A Collaboration with the University of Pittsburgh

Canada high court upholds judicial orders for retrospective DNA samples

[JURIST] The Supreme Court of Canada [official website] ruled [text] 4-3 Thursday that it is constitutional for a judge to require a convicted sex offender to turn over DNA samples to the Canadian National DNA Data Bank [official website], even if the offender was convicted before the enactment of the 2000 law establishing the bank. The Court's decision reversed a prior ruling by the Ontario Court of Appeal [official website], but Ontario Attorney General Michael Bryant [official profile] has already issued a statement [press release] welcoming the high courts ruling. The Supreme Court did not address whether a mandatory system of requiring sex offenders to donate DNA samples would be constitutional. Canadian Press has more.

The US Senate is still considering a bill [text] entitled the DNA Fingerprinting Act of 2005 sponsored by Senator Jon Kyl (R-AZ) [official website] that would expand the scope of those who would have to submit samples to the FBI Combined DNA Index System (CODIS) [official website] beyond convicted criminals to those suspected of federal crimes.

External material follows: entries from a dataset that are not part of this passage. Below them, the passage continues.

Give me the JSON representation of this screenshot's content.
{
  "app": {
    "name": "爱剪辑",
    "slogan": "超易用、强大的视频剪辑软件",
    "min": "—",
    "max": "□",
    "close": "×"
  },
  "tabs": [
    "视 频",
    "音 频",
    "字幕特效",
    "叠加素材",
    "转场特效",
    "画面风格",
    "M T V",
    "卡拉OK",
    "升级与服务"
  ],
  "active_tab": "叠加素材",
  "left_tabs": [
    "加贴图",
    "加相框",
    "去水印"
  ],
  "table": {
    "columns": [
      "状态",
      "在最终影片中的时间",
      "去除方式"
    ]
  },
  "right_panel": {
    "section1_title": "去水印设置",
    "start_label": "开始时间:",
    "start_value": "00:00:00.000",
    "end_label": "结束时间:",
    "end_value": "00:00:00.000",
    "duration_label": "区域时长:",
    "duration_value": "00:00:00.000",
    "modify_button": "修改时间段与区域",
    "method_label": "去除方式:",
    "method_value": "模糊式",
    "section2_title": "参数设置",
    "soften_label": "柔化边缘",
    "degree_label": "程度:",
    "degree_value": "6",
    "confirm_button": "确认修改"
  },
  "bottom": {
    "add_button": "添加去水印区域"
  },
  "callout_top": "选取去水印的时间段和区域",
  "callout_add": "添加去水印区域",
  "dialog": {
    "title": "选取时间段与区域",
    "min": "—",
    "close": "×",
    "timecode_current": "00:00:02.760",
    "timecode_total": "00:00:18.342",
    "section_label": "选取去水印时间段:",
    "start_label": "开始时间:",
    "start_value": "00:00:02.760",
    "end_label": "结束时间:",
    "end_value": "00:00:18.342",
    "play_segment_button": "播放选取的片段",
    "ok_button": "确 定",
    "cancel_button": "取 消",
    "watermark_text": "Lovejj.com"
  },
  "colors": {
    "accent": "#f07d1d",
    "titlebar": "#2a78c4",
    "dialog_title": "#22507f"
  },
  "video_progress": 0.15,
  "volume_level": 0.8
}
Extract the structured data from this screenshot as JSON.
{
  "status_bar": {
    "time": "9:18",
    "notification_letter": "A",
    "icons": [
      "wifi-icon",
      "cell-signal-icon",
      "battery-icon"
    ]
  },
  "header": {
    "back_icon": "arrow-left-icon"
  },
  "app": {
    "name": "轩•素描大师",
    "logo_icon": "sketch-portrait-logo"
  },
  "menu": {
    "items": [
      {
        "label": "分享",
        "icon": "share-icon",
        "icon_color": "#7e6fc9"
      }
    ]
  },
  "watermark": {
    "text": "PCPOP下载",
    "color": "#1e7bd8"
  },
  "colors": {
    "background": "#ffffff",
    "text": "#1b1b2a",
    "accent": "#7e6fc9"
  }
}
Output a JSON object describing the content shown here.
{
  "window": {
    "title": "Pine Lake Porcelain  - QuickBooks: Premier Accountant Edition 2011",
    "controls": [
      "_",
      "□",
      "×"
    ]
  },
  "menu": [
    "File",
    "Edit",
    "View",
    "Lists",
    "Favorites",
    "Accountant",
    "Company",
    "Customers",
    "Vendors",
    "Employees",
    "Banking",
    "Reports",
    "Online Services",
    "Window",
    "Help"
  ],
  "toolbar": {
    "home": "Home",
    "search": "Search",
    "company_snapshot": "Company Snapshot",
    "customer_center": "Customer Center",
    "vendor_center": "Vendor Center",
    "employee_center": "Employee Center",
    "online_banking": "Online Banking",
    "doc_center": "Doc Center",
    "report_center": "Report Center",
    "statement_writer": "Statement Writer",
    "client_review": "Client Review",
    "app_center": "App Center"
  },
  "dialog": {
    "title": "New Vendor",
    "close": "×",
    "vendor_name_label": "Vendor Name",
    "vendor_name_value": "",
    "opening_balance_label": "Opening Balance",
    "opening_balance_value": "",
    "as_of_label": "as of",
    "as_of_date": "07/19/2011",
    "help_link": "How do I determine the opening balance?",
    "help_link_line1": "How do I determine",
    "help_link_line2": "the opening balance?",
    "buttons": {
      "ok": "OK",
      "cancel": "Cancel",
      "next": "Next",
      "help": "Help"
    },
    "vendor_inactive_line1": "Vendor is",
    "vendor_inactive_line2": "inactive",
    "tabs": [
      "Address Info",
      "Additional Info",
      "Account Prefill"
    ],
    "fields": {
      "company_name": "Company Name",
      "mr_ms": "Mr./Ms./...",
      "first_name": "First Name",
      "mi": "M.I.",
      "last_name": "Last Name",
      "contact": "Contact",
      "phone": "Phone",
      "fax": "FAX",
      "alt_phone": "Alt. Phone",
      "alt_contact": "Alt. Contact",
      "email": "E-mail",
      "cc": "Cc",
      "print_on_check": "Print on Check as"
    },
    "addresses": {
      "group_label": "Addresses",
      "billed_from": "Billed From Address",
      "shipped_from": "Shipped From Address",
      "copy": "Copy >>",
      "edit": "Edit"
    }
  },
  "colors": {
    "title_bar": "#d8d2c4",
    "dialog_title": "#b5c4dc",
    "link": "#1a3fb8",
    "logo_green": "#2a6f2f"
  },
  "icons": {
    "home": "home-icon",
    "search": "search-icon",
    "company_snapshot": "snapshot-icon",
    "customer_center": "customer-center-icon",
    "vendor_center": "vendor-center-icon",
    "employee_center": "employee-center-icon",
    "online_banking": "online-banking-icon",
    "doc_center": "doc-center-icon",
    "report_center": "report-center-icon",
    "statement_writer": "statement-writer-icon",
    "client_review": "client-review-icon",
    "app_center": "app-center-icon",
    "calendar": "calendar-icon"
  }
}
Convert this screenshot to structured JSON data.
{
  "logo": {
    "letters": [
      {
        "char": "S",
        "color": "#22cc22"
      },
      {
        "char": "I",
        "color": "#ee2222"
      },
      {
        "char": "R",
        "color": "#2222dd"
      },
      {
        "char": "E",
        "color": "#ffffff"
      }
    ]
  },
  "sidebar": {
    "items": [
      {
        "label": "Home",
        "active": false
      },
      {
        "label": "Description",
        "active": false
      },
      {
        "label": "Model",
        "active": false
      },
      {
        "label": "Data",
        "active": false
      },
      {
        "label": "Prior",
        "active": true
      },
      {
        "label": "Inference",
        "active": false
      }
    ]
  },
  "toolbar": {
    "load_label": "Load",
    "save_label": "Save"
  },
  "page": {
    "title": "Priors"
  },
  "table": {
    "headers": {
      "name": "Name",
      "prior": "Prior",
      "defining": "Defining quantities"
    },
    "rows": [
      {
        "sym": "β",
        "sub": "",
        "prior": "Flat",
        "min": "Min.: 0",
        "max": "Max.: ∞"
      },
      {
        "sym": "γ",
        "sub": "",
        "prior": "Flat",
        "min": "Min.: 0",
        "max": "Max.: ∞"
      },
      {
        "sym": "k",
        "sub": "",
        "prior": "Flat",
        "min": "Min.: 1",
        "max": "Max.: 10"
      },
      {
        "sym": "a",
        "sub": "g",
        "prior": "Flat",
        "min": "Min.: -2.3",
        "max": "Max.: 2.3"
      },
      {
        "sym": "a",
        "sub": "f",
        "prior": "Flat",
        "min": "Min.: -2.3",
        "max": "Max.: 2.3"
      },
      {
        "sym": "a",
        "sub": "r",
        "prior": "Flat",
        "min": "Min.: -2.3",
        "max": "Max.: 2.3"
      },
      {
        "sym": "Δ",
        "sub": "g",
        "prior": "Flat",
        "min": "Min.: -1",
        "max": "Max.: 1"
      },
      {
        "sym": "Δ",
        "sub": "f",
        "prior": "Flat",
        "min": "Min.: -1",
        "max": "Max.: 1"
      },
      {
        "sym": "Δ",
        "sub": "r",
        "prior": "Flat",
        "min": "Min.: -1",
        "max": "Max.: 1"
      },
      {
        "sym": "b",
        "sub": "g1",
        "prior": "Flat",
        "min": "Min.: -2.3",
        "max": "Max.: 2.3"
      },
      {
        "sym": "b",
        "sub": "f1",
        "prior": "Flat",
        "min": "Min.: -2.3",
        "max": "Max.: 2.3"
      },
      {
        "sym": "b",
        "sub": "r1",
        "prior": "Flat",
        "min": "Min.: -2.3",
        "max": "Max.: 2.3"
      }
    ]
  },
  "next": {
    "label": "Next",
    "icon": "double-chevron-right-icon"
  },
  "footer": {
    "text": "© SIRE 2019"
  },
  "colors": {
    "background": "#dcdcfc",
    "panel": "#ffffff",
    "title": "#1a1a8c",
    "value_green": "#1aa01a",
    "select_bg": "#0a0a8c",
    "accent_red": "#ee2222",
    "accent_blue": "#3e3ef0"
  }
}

A similar measure has already been passed by the House.

About Paper Chase

Paper Chase is JURIST's real-time legal news service, powered by a team of 30 law student reporters and editors led by law professor Bernard Hibbitts at the University of Pittsburgh School of Law. As an educational service, Paper Chase is dedicated to presenting important legal news and materials rapidly, objectively and intelligibly in an accessible format.

© Copyright JURIST Legal News and Research Services, Inc., 2013.